There are several issues that need to be solved to make sure that young broilers make it through their first days after hatching. Young broilers are not able to control their body temperature well; it takes a few days before they manage to do so and become ‘homeothermic’.
When putting all these elements together, 4 main objectives can be discerned what to aim for when the broilers reach one to 2 weeks of age.
For broilers at 1 to 2 weeks of age, the main objective should be to reach a stable and diverse gut microbiome. To achieve that, the goal should be to reduce the total numbers of all microbes – that includes the pathogenic ones but also the beneficial ones. More specific, that means trying to reduce the numbers of gram-negative bacteria in the small intestine at a young age. That can be achieved by:
Development of a good immunity should also be a goal to conquer in the first few weeks. After all, at hatch, the animals have innate antibodies (coming mostly from the mother – the maternal antibodies), but these levels decrease whilst specific neonatal antibodies from the adaptive immune system still have to increase. At roughly 2 weeks post-hatching, the level of total amount of antibodies is lowest. The gap between the innate immune system and the acquired immune system therefore needs to be bridged.
The adaptive immune system can be stimulated, through e.g. the addition of specific β-glucans from hydrolysed yeast cell walls as well as proteins, as they are the building stones for the immune system. In addition, microbes can play a role there – indeed, the microbes again. On the one hand they are needed, on the other it’s better not to have too much. When the birds get older, it is good to focus on adding anti-inflammatory substances.
The next question is how to develop a high digestive capacity?
A good walking ability should be an aim. For that purpose, minerals matter. Calcium and phosphorus are required for mineralisation of bones in a ratio of 2.1 to 1. Yet, virtually all of the calcium goes to the bones, whereas approximately 50% of the digested phosphorus is retained in soft tissues, with the other half being retained in bones. That is why the required optimum ratio between digestible calcium and digestible phosphorus is close to 1 to 1. For a good walking ability, the maximum bone ash mineralisation is not required. High calcium levels in starter diets may sound attractive as calcium is cheap. Yet, the combination of high calcium and low phosphorus is detrimental for bone mineralisation and body weight gain. Lastly, coarse limestone is retained longer in the gizzard, which solubilising slowly eventually will lead to a higher digestibility.
Putting all these requirements together, a picture of the ideal feed formulation emerges.
All in all, to achieve total performance and profitability at marketing, the key message revolves around a quick adaptation and a smooth transition after hatch of broiler chickens, fit to survive.

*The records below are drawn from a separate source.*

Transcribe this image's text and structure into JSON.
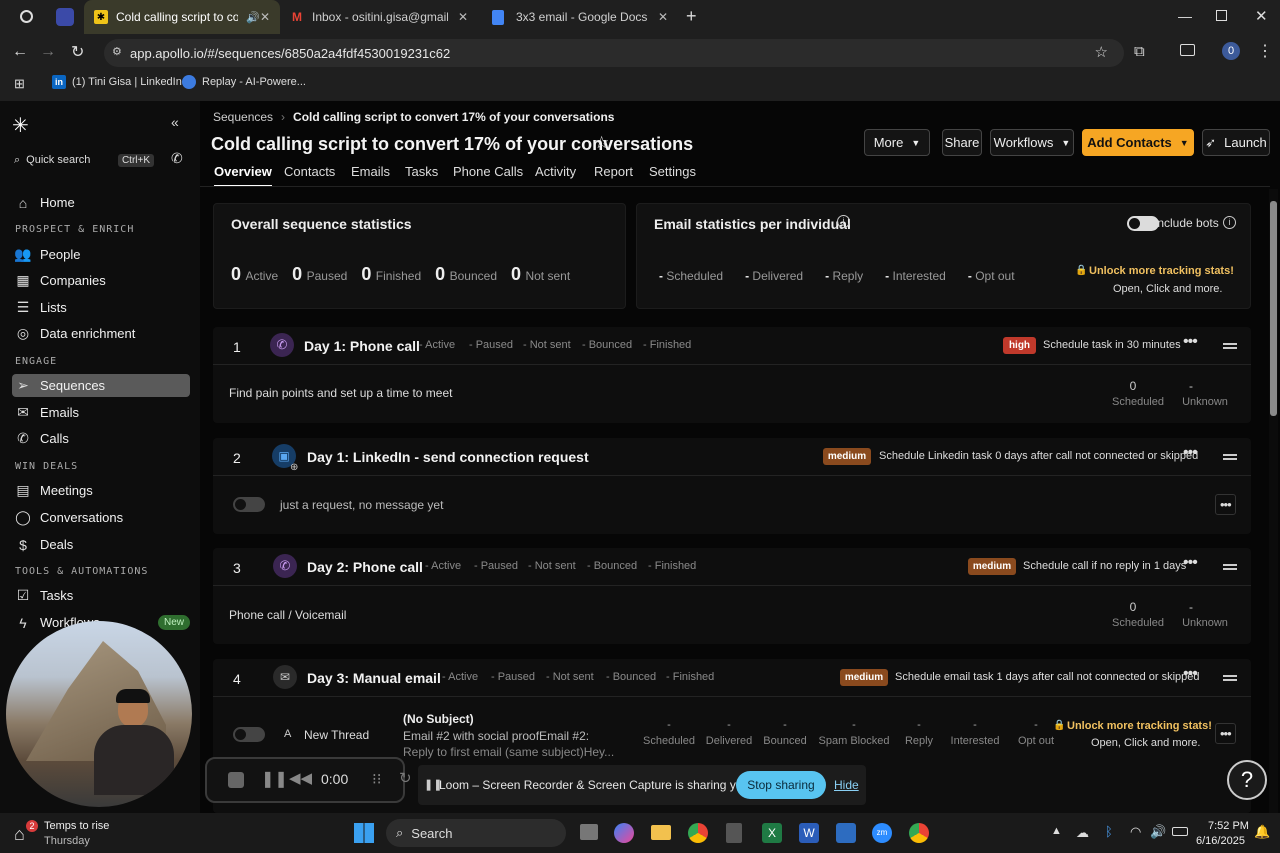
{
  "browser": {
    "tabs": [
      {
        "title": "Cold calling script to conve",
        "active": true
      },
      {
        "title": "Inbox - ositini.gisa@gmail.com"
      },
      {
        "title": "3x3 email - Google Docs"
      }
    ],
    "url": "app.apollo.io/#/sequences/6850a2a4fdf4530019231c62",
    "profile_initial": "0",
    "bookmarks": [
      "(1) Tini Gisa | LinkedIn",
      "Replay - AI-Powere..."
    ]
  },
  "sidebar": {
    "quick_search": "Quick search",
    "shortcut": "Ctrl+K",
    "home": "Home",
    "sections": [
      {
        "heading": "PROSPECT & ENRICH",
        "items": [
          "People",
          "Companies",
          "Lists",
          "Data enrichment"
        ]
      },
      {
        "heading": "ENGAGE",
        "items": [
          "Sequences",
          "Emails",
          "Calls"
        ]
      },
      {
        "heading": "WIN DEALS",
        "items": [
          "Meetings",
          "Conversations",
          "Deals"
        ]
      },
      {
        "heading": "TOOLS & AUTOMATIONS",
        "items": [
          "Tasks",
          "Workflows"
        ]
      }
    ],
    "new_badge": "New",
    "active_item": "Sequences"
  },
  "header": {
    "breadcrumb_root": "Sequences",
    "breadcrumb_current": "Cold calling script to convert 17% of your conversations",
    "title": "Cold calling script to convert 17% of your conversations",
    "buttons": {
      "more": "More",
      "share": "Share",
      "workflows": "Workflows",
      "add_contacts": "Add Contacts",
      "launch": "Launch"
    },
    "tabs": [
      "Overview",
      "Contacts",
      "Emails",
      "Tasks",
      "Phone Calls",
      "Activity",
      "Report",
      "Settings"
    ],
    "active_tab": "Overview"
  },
  "overall_stats": {
    "title": "Overall sequence statistics",
    "items": [
      {
        "value": "0",
        "label": "Active"
      },
      {
        "value": "0",
        "label": "Paused"
      },
      {
        "value": "0",
        "label": "Finished"
      },
      {
        "value": "0",
        "label": "Bounced"
      },
      {
        "value": "0",
        "label": "Not sent"
      }
    ]
  },
  "email_stats": {
    "title": "Email statistics per individual",
    "include_bots": "Include bots",
    "items": [
      {
        "value": "-",
        "label": "Scheduled"
      },
      {
        "value": "-",
        "label": "Delivered"
      },
      {
        "value": "-",
        "label": "Reply"
      },
      {
        "value": "-",
        "label": "Interested"
      },
      {
        "value": "-",
        "label": "Opt out"
      }
    ],
    "unlock": "Unlock more tracking stats!",
    "unlock_sub": "Open, Click and more."
  },
  "steps": [
    {
      "num": "1",
      "title": "Day 1: Phone call",
      "mini": [
        "- Active",
        "- Paused",
        "- Not sent",
        "- Bounced",
        "- Finished"
      ],
      "priority": "high",
      "schedule": "Schedule task in 30 minutes",
      "body": "Find pain points and set up a time to meet",
      "s1v": "0",
      "s1l": "Scheduled",
      "s2v": "-",
      "s2l": "Unknown"
    },
    {
      "num": "2",
      "title": "Day 1: LinkedIn - send connection request",
      "priority": "medium",
      "schedule": "Schedule Linkedin task 0 days after call not connected or skipped",
      "body": "just a request, no message yet"
    },
    {
      "num": "3",
      "title": "Day 2: Phone call",
      "mini": [
        "- Active",
        "- Paused",
        "- Not sent",
        "- Bounced",
        "- Finished"
      ],
      "priority": "medium",
      "schedule": "Schedule call if no reply in 1 days",
      "body": "Phone call / Voicemail",
      "s1v": "0",
      "s1l": "Scheduled",
      "s2v": "-",
      "s2l": "Unknown"
    },
    {
      "num": "4",
      "title": "Day 3: Manual email",
      "mini": [
        "- Active",
        "- Paused",
        "- Not sent",
        "- Bounced",
        "- Finished"
      ],
      "priority": "medium",
      "schedule": "Schedule email task 1 days after call not connected or skipped",
      "thread_letter": "A",
      "thread": "New Thread",
      "subject": "(No Subject)",
      "preview1": "Email #2 with social proofEmail #2:",
      "preview2": "Reply to first email (same subject)Hey...",
      "stats": [
        "Scheduled",
        "Delivered",
        "Bounced",
        "Spam Blocked",
        "Reply",
        "Interested",
        "Opt out"
      ],
      "unlock": "Unlock more tracking stats!",
      "unlock_sub": "Open, Click and more."
    }
  ],
  "recorder": {
    "time": "0:00"
  },
  "share_bar": {
    "text": "Loom – Screen Recorder & Screen Capture is sharing your screen.",
    "stop": "Stop sharing",
    "hide": "Hide"
  },
  "taskbar": {
    "weather_badge": "2",
    "weather_title": "Temps to rise",
    "weather_sub": "Thursday",
    "search": "Search",
    "time": "7:52 PM",
    "date": "6/16/2025"
  },
  "colors": {
    "accent": "#f6a623",
    "high": "#c0392b",
    "medium": "#8a4a1e",
    "stop": "#58c4f0",
    "phone": "#a86fd8",
    "linkedin": "#2e7fd1"
  }
}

Words which, no doubt, Charles Darwin would have agreed with.
This article is a summary of a presentation held during a webinar on Young Animal Care, held by All About Feed together with the Royal Agrifirm Group, in December 2020. It was organised to launch the company’s new young animal nutrition brand ‘Earlyfeed’. The webinar can still be viewed on demand.
Loek de Lange, private consultant Loek’s Feed, the Netherlands and
co-author Vincent ter beek, editor pig progress